* **Work to complete**
The required result is each line of the entries below containing the string "JSON".

[Web page and app entries]
* * * * * * * * *
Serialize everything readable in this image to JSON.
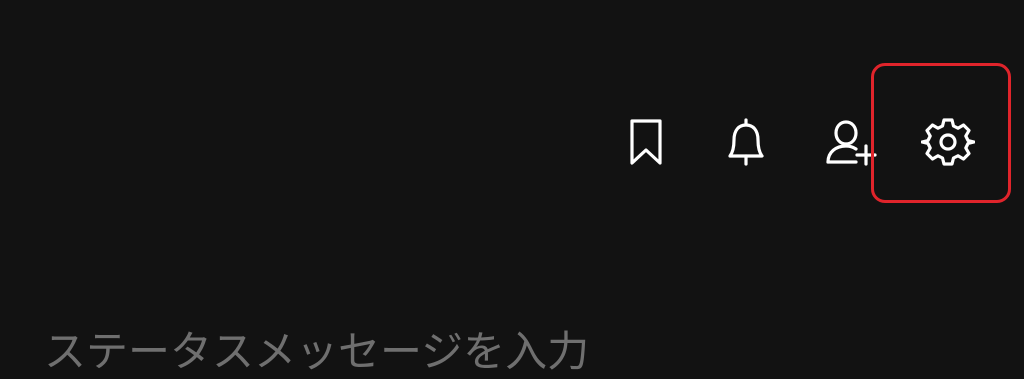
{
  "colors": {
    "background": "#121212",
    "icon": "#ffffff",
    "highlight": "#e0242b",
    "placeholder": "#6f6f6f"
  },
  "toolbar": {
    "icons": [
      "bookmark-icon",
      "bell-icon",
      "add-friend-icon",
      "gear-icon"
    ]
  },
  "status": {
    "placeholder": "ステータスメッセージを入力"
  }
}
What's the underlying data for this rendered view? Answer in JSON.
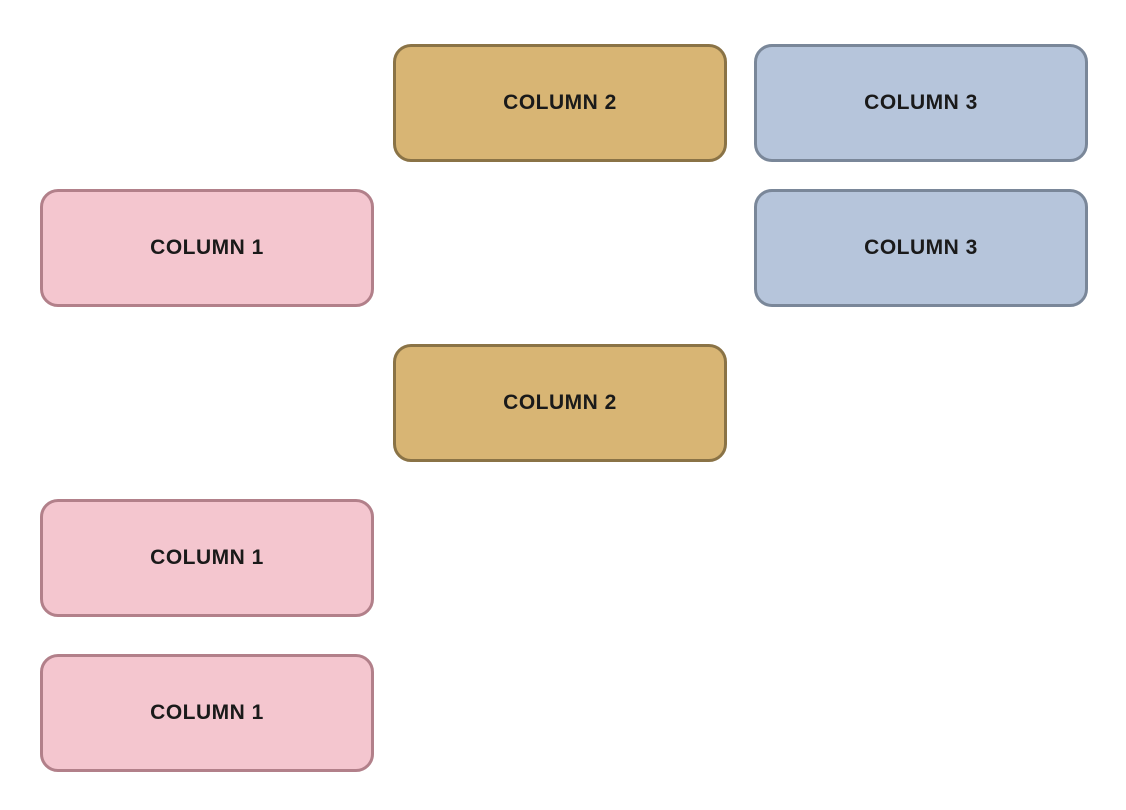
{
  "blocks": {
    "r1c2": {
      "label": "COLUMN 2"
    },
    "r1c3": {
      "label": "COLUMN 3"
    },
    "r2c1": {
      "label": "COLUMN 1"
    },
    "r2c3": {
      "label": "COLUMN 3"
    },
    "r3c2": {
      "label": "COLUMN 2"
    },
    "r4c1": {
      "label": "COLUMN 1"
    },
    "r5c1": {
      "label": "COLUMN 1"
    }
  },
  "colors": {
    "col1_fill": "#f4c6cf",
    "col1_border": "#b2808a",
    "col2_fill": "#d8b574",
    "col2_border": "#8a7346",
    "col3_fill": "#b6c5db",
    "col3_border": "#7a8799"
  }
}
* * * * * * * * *
* **Task output**
Serialize everything readable in this image to JSON.
What's the underlying data for this rendered view? Answer in JSON.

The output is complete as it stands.